SAN FRANCISCO (AP) -- More than two and a half years after a pipeline explosion killed eight people in a San Francisco suburb, a Northern California utility said Tuesday it has made sure that all of its gas transmission lines coursing through urban areas are running at safe operating pressures.
Officials at Pacific Gas & Electric Co., one of the nation's largest gas companies, said it has finished implementing seven of federal investigators' 12 recommendations to fix its network in the wake of the Sept. 9, 2010, blast. The explosion sparked a fireball that engulfed a San Bruno neighborhood, injuring dozens of people while destroying 38 homes.
"Our aspiration is to be the best," Executive Vice President of Gas Operations Nick Stavropoulos said at an industry conference in Texas. "I came to PG&E because I didn't want anyone to go through what those families went through in San Bruno."
Stavropoulos added that PG&E can now assure federal regulators that the communities served by PG&E are aware of crucial gas safety information.
The company also has updated its contingency plans for work on its transmission system, he said.
The National Transportation Safety Board unanimously agreed in 2011 that the accident was caused by what board chairman Deborah Hersman called a "litany of failures" by PG&E, as well as weak oversight by regulators.
Hersman called the explosion the nation's most significant pipeline accident in the past decade, not only in terms of its destructiveness but also for the significant safety lapses it revealed.

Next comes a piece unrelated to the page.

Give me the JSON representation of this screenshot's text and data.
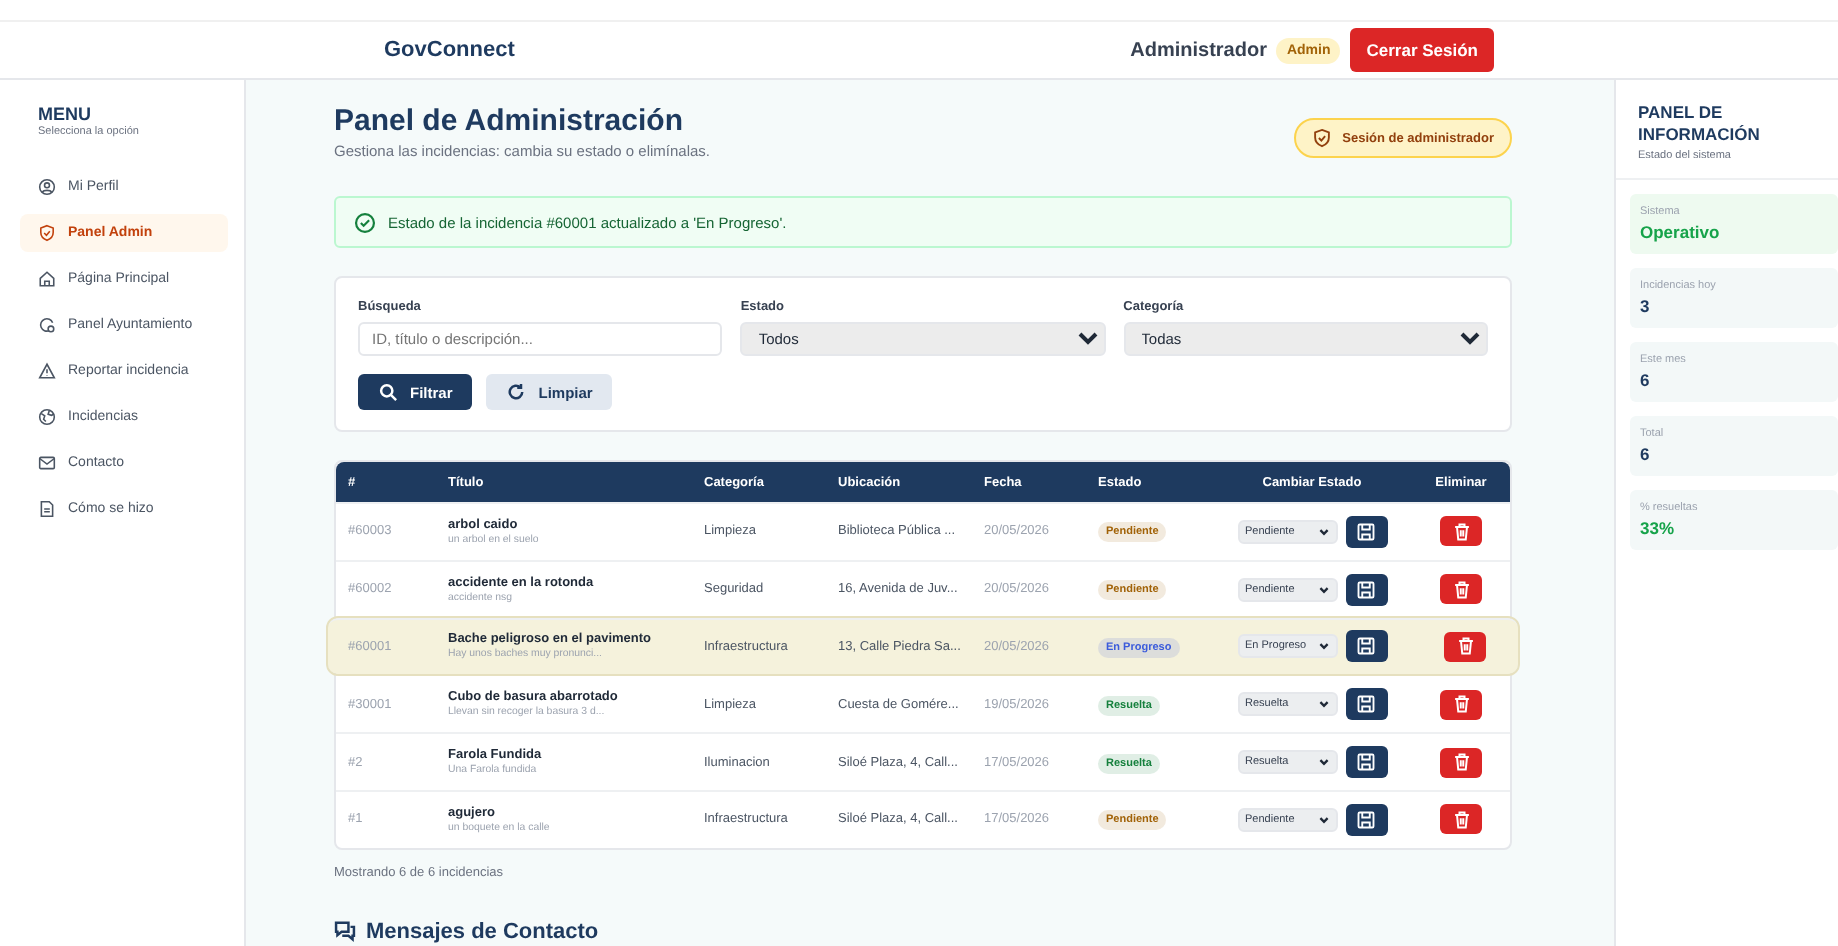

The total of 39 recommendations issued in the San Bruno accident were the most for any pipeline accident since 1999, NTSB spokesman Peter Knudson said Tuesday.

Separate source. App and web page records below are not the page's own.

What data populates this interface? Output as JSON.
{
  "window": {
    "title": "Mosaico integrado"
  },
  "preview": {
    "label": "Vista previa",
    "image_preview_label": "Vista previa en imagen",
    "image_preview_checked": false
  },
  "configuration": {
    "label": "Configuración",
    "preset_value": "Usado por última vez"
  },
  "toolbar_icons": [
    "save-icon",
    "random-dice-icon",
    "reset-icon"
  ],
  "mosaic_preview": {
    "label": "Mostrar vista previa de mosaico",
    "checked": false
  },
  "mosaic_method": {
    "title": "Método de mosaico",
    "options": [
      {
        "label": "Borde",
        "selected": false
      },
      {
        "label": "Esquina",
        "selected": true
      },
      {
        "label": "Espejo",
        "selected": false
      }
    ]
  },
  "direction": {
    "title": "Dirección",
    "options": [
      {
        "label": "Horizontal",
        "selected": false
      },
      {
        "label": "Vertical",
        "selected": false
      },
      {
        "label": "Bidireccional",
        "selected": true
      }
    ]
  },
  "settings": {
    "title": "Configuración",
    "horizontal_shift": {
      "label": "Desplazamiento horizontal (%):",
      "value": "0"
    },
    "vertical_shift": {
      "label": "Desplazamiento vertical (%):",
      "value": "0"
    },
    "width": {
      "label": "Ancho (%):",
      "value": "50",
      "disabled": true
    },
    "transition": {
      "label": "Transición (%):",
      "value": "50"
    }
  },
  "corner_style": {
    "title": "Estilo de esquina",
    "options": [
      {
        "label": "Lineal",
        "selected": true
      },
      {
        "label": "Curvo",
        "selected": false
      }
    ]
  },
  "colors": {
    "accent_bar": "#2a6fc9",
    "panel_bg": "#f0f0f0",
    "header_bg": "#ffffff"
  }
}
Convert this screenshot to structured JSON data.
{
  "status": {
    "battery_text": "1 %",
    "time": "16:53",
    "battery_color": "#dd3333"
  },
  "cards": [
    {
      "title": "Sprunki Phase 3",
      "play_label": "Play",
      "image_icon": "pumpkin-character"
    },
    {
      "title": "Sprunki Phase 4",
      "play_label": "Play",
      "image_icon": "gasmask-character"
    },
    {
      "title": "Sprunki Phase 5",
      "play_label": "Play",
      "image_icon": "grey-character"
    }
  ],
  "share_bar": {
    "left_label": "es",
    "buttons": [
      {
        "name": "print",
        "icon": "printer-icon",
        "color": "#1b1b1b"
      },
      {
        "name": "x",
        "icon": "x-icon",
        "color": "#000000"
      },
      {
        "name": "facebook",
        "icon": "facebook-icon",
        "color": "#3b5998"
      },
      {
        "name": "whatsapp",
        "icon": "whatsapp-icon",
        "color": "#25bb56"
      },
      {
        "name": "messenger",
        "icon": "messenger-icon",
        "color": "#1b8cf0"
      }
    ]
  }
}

PG&E is still working to implement five of those recommendations. Federal and state regulators, industry associations and California's governor have gone forward with some of the others directed toward them and continue to weigh whether to embrace some of the more stringent proposals.
Separate from the NTSB investigation, state investigators at the California Public Utilities Commission have blamed PG&E for the explosion, which occurred when an underground pipeline ruptured at the site of a decades-old faulty weld, sparking a gas-fueled fire.
PG&E could face hundreds of millions of dollars in possible state fines.